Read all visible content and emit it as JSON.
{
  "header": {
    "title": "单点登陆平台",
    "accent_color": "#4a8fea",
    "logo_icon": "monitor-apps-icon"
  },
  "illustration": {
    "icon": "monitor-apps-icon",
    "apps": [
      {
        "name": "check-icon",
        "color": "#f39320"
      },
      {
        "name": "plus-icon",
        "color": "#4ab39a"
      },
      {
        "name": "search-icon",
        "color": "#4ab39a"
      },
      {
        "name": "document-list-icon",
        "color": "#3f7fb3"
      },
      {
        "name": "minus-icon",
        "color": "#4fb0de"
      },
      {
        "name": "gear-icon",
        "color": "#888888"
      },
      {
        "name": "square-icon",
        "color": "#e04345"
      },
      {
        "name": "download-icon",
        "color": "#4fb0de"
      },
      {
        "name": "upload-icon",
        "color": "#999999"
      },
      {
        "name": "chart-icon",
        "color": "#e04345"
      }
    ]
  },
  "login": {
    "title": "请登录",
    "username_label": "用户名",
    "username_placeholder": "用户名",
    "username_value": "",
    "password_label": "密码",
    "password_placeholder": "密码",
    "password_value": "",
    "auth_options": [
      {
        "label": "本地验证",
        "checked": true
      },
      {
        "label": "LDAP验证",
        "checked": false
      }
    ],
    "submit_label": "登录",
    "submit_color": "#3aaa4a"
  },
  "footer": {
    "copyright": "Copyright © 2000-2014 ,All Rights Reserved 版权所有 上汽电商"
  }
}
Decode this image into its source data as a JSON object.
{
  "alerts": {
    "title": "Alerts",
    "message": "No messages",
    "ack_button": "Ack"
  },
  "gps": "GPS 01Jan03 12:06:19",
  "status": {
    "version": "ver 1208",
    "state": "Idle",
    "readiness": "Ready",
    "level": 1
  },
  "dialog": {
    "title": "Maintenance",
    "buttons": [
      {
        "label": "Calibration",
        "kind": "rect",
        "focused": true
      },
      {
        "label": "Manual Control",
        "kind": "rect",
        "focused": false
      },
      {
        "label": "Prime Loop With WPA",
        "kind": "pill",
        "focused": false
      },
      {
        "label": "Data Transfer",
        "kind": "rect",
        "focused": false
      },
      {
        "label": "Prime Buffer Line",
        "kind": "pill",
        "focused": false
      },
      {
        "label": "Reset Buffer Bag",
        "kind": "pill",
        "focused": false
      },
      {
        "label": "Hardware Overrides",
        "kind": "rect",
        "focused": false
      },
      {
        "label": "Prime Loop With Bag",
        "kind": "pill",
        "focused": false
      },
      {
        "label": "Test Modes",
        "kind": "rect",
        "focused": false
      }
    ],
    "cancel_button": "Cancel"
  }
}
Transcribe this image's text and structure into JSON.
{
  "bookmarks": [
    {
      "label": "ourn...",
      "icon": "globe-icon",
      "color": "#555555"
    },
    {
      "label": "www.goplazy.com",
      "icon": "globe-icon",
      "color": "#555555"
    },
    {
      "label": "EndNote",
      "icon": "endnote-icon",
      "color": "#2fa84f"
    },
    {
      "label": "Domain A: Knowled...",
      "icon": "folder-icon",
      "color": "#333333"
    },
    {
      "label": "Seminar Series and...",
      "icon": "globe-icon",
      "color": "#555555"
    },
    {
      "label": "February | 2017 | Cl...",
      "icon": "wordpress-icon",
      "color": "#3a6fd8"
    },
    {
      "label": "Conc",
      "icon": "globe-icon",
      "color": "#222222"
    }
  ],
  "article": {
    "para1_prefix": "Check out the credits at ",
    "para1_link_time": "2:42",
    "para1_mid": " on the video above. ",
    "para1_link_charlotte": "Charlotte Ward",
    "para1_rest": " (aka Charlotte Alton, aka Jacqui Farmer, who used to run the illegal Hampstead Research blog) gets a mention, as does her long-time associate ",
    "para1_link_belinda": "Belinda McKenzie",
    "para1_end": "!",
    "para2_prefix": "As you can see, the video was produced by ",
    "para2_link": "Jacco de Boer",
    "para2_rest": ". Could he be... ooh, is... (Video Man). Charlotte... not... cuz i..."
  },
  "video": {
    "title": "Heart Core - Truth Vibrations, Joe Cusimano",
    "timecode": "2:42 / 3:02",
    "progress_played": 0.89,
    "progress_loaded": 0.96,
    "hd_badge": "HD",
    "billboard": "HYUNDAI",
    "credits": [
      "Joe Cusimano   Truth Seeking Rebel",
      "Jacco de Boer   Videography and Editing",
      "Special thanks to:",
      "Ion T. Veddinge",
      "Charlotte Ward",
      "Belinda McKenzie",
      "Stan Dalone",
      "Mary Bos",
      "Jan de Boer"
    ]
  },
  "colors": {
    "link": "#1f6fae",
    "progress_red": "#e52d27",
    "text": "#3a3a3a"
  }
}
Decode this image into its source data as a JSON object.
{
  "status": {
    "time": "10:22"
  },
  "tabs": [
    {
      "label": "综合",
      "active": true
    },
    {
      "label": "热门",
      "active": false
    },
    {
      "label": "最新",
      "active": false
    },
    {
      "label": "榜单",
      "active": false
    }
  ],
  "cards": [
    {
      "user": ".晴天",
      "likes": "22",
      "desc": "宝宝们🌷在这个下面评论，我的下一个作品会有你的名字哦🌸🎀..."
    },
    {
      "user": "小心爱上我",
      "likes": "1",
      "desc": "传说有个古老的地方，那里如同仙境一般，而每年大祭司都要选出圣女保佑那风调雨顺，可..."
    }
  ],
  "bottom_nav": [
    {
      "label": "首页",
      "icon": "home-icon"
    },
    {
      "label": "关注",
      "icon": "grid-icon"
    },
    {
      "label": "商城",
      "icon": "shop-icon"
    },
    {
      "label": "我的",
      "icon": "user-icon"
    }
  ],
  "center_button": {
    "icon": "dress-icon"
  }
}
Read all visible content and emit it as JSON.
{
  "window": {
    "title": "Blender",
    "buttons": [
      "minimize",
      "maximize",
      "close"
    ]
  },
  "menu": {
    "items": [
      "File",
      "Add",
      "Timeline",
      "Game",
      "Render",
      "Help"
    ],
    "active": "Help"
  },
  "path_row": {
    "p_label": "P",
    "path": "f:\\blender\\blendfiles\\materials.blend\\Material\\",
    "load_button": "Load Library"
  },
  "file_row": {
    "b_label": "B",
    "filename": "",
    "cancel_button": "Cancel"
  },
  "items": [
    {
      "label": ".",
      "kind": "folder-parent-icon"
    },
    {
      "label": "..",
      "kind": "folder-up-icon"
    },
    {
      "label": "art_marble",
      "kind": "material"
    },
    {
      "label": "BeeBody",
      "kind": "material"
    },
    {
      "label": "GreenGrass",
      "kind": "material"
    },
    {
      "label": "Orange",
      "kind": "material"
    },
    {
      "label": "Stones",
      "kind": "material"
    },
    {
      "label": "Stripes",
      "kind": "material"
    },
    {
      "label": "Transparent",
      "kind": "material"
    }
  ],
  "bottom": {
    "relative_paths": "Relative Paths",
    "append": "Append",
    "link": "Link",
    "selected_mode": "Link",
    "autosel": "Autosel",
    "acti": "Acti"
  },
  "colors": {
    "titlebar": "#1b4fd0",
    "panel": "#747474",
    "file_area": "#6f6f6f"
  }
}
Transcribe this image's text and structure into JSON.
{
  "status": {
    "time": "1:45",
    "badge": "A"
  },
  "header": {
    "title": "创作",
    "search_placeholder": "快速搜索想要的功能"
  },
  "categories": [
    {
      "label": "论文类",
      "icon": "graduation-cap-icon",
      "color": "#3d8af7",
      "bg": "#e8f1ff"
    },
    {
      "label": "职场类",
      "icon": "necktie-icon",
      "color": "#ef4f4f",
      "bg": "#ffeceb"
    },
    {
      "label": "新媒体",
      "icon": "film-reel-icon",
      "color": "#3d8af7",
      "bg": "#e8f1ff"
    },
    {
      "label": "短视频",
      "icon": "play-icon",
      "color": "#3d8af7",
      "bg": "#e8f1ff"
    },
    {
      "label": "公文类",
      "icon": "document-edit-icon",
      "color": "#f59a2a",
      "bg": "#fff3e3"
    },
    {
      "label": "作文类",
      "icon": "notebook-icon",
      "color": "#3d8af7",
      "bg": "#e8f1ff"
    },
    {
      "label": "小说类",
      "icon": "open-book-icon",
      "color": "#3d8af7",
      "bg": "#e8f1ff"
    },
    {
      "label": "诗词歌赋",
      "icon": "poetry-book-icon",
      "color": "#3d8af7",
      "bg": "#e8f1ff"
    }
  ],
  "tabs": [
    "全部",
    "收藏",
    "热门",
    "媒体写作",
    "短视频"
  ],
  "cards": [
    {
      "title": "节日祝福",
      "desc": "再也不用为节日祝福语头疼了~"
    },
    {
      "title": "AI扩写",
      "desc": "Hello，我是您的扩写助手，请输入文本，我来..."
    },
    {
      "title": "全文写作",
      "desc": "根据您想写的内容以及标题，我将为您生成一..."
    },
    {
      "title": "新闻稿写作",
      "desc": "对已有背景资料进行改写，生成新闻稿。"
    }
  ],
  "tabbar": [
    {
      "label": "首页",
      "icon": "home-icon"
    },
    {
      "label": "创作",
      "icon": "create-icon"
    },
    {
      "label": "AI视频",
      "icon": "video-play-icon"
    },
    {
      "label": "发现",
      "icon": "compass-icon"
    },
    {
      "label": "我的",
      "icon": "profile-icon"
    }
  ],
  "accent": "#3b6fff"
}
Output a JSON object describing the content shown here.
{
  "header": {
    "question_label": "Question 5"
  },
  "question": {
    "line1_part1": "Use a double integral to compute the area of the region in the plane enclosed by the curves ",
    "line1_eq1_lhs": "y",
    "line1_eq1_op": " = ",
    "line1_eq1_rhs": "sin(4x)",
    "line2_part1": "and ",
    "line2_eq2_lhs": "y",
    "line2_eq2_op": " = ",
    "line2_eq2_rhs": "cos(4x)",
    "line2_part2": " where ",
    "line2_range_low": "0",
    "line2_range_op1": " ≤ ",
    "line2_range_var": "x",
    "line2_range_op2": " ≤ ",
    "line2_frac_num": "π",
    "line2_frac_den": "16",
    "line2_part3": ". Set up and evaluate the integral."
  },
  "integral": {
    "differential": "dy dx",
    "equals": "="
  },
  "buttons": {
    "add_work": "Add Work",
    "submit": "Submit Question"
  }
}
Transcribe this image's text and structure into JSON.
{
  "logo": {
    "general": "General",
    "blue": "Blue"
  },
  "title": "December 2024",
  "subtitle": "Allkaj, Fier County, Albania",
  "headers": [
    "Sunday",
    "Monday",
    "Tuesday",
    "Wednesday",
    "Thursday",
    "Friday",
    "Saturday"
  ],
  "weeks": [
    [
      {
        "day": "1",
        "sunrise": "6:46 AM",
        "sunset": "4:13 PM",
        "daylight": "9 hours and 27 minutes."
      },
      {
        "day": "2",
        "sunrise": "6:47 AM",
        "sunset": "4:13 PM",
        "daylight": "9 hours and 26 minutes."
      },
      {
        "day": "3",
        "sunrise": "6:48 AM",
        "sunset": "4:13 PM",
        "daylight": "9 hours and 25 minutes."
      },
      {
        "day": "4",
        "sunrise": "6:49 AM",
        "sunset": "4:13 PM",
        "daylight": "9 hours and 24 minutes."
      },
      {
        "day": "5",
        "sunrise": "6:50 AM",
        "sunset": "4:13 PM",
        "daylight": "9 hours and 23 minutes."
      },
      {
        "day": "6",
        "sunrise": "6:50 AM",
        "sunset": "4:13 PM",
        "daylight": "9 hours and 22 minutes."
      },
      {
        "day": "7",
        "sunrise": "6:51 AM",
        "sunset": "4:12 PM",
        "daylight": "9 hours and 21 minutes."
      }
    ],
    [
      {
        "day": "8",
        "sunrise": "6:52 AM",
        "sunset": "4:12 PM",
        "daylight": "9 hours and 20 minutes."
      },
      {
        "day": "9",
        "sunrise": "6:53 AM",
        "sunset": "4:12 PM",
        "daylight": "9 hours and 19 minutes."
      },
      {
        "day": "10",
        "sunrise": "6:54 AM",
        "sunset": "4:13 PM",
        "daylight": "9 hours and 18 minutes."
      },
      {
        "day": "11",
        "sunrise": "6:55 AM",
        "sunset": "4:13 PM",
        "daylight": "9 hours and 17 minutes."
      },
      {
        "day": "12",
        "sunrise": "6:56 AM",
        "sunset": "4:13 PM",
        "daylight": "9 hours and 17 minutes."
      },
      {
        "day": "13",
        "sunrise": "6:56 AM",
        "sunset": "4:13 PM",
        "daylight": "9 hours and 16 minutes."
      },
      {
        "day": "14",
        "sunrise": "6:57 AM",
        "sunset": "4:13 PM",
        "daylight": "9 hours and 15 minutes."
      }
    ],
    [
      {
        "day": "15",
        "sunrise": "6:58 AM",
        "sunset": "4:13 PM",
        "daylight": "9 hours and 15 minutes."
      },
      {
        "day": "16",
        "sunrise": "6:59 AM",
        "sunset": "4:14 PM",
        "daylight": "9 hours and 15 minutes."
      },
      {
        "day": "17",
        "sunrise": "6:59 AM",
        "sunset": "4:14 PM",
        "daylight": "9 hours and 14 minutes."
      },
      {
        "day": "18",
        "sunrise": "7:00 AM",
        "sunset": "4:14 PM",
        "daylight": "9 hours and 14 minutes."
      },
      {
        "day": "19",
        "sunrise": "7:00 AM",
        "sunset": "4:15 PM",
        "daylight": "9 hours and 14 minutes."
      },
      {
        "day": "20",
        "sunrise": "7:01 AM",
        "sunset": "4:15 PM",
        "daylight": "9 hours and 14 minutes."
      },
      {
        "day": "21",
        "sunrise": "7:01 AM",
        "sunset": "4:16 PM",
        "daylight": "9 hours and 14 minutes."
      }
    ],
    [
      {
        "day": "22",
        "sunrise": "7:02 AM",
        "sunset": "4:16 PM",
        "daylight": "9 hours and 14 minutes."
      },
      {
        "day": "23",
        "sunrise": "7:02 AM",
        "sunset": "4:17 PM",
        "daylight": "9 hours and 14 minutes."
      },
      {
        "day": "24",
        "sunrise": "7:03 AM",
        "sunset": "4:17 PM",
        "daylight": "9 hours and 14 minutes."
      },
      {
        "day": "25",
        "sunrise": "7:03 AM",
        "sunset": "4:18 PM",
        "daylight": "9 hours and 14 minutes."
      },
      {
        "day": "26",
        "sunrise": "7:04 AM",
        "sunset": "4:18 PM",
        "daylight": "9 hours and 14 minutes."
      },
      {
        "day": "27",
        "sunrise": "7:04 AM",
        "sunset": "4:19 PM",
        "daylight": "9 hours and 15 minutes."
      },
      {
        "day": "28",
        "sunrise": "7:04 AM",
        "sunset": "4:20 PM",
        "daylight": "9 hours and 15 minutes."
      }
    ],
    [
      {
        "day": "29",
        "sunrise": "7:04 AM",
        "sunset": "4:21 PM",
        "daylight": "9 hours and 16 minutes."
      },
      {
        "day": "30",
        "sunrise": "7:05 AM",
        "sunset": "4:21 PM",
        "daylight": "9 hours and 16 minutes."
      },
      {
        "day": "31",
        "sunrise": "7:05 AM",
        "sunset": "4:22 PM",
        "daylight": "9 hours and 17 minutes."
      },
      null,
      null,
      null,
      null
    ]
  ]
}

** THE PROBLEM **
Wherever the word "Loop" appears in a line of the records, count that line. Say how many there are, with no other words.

** PROBLEM SOLUTION **
2